=== About this task ===
Reproduce every record below exactly as it appears.

[Website and app data records]
■ ■ ■ ■

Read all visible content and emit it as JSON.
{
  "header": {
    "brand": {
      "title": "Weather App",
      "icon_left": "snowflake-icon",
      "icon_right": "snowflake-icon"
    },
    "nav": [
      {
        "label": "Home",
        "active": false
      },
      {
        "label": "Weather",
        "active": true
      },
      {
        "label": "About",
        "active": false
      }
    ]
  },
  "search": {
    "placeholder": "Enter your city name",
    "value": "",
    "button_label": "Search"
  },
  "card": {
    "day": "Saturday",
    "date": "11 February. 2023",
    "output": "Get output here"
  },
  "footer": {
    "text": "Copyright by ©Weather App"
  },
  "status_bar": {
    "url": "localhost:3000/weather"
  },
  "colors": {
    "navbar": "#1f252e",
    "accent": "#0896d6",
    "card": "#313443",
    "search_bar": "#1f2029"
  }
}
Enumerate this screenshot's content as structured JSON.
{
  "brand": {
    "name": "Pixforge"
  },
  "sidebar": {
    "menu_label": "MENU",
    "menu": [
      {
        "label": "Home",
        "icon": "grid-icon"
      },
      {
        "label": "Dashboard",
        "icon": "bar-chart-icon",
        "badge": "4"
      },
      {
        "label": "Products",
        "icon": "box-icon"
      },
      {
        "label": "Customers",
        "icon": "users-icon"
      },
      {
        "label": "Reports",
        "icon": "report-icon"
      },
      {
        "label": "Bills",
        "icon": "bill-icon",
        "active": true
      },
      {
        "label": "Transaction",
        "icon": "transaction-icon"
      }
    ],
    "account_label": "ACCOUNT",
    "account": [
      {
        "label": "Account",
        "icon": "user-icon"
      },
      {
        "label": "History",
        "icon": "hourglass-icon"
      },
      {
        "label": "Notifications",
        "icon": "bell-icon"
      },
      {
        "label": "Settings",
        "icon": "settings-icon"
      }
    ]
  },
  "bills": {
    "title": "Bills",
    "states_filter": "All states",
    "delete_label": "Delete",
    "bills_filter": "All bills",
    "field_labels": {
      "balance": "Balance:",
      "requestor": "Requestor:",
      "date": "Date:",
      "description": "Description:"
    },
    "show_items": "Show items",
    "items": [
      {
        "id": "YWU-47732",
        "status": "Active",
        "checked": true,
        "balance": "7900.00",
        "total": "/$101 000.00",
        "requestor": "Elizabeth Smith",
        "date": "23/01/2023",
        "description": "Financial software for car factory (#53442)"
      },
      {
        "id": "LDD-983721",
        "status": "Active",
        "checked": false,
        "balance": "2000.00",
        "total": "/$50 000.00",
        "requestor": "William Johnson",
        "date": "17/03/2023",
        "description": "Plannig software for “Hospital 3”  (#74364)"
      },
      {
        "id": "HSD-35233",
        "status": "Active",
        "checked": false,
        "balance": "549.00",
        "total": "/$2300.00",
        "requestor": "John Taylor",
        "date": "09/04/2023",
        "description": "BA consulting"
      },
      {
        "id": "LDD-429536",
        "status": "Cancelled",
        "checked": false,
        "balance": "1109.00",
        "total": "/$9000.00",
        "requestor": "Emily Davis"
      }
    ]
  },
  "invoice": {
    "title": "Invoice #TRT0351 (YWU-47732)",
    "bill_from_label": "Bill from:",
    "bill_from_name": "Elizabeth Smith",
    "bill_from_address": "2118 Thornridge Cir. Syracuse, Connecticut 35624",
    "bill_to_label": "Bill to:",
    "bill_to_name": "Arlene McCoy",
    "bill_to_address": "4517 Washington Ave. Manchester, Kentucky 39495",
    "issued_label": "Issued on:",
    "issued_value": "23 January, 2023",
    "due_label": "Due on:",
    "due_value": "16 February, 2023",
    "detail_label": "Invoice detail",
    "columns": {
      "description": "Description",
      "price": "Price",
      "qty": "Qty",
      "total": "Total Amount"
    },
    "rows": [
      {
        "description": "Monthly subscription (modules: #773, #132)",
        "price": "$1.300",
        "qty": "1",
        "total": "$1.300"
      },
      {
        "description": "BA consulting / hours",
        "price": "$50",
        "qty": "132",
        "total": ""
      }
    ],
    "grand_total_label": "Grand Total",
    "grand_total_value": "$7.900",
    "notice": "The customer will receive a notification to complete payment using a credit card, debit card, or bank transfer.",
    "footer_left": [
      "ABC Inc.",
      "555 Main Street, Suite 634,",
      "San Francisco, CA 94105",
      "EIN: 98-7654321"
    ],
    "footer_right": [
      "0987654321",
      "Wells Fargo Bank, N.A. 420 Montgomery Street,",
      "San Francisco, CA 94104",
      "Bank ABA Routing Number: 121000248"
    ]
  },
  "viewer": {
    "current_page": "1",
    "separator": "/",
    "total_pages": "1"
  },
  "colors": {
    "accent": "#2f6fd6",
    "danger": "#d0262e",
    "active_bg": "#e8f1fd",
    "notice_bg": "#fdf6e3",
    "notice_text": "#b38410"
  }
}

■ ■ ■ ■

=== Exercise answer ===
Read all visible content and emit it as JSON.
{
  "header": {
    "brand": {
      "title": "Weather App",
      "icon_left": "snowflake-icon",
      "icon_right": "snowflake-icon"
    },
    "nav": [
      {
        "label": "Home",
        "active": false
      },
      {
        "label": "Weather",
        "active": true
      },
      {
        "label": "About",
        "active": false
      }
    ]
  },
  "search": {
    "placeholder": "Enter your city name",
    "value": "",
    "button_label": "Search"
  },
  "card": {
    "day": "Saturday",
    "date": "11 February. 2023",
    "output": "Get output here"
  },
  "footer": {
    "text": "Copyright by ©Weather App"
  },
  "status_bar": {
    "url": "localhost:3000/weather"
  },
  "colors": {
    "navbar": "#1f252e",
    "accent": "#0896d6",
    "card": "#313443",
    "search_bar": "#1f2029"
  }
}
Enumerate this screenshot's content as structured JSON.
{
  "brand": {
    "name": "Pixforge"
  },
  "sidebar": {
    "menu_label": "MENU",
    "menu": [
      {
        "label": "Home",
        "icon": "grid-icon"
      },
      {
        "label": "Dashboard",
        "icon": "bar-chart-icon",
        "badge": "4"
      },
      {
        "label": "Products",
        "icon": "box-icon"
      },
      {
        "label": "Customers",
        "icon": "users-icon"
      },
      {
        "label": "Reports",
        "icon": "report-icon"
      },
      {
        "label": "Bills",
        "icon": "bill-icon",
        "active": true
      },
      {
        "label": "Transaction",
        "icon": "transaction-icon"
      }
    ],
    "account_label": "ACCOUNT",
    "account": [
      {
        "label": "Account",
        "icon": "user-icon"
      },
      {
        "label": "History",
        "icon": "hourglass-icon"
      },
      {
        "label": "Notifications",
        "icon": "bell-icon"
      },
      {
        "label": "Settings",
        "icon": "settings-icon"
      }
    ]
  },
  "bills": {
    "title": "Bills",
    "states_filter": "All states",
    "delete_label": "Delete",
    "bills_filter": "All bills",
    "field_labels": {
      "balance": "Balance:",
      "requestor": "Requestor:",
      "date": "Date:",
      "description": "Description:"
    },
    "show_items": "Show items",
    "items": [
      {
        "id": "YWU-47732",
        "status": "Active",
        "checked": true,
        "balance": "7900.00",
        "total": "/$101 000.00",
        "requestor": "Elizabeth Smith",
        "date": "23/01/2023",
        "description": "Financial software for car factory (#53442)"
      },
      {
        "id": "LDD-983721",
        "status": "Active",
        "checked": false,
        "balance": "2000.00",
        "total": "/$50 000.00",
        "requestor": "William Johnson",
        "date": "17/03/2023",
        "description": "Plannig software for “Hospital 3”  (#74364)"
      },
      {
        "id": "HSD-35233",
        "status": "Active",
        "checked": false,
        "balance": "549.00",
        "total": "/$2300.00",
        "requestor": "John Taylor",
        "date": "09/04/2023",
        "description": "BA consulting"
      },
      {
        "id": "LDD-429536",
        "status": "Cancelled",
        "checked": false,
        "balance": "1109.00",
        "total": "/$9000.00",
        "requestor": "Emily Davis"
      }
    ]
  },
  "invoice": {
    "title": "Invoice #TRT0351 (YWU-47732)",
    "bill_from_label": "Bill from:",
    "bill_from_name": "Elizabeth Smith",
    "bill_from_address": "2118 Thornridge Cir. Syracuse, Connecticut 35624",
    "bill_to_label": "Bill to:",
    "bill_to_name": "Arlene McCoy",
    "bill_to_address": "4517 Washington Ave. Manchester, Kentucky 39495",
    "issued_label": "Issued on:",
    "issued_value": "23 January, 2023",
    "due_label": "Due on:",
    "due_value": "16 February, 2023",
    "detail_label": "Invoice detail",
    "columns": {
      "description": "Description",
      "price": "Price",
      "qty": "Qty",
      "total": "Total Amount"
    },
    "rows": [
      {
        "description": "Monthly subscription (modules: #773, #132)",
        "price": "$1.300",
        "qty": "1",
        "total": "$1.300"
      },
      {
        "description": "BA consulting / hours",
        "price": "$50",
        "qty": "132",
        "total": ""
      }
    ],
    "grand_total_label": "Grand Total",
    "grand_total_value": "$7.900",
    "notice": "The customer will receive a notification to complete payment using a credit card, debit card, or bank transfer.",
    "footer_left": [
      "ABC Inc.",
      "555 Main Street, Suite 634,",
      "San Francisco, CA 94105",
      "EIN: 98-7654321"
    ],
    "footer_right": [
      "0987654321",
      "Wells Fargo Bank, N.A. 420 Montgomery Street,",
      "San Francisco, CA 94104",
      "Bank ABA Routing Number: 121000248"
    ]
  },
  "viewer": {
    "current_page": "1",
    "separator": "/",
    "total_pages": "1"
  },
  "colors": {
    "accent": "#2f6fd6",
    "danger": "#d0262e",
    "active_bg": "#e8f1fd",
    "notice_bg": "#fdf6e3",
    "notice_text": "#b38410"
  }
}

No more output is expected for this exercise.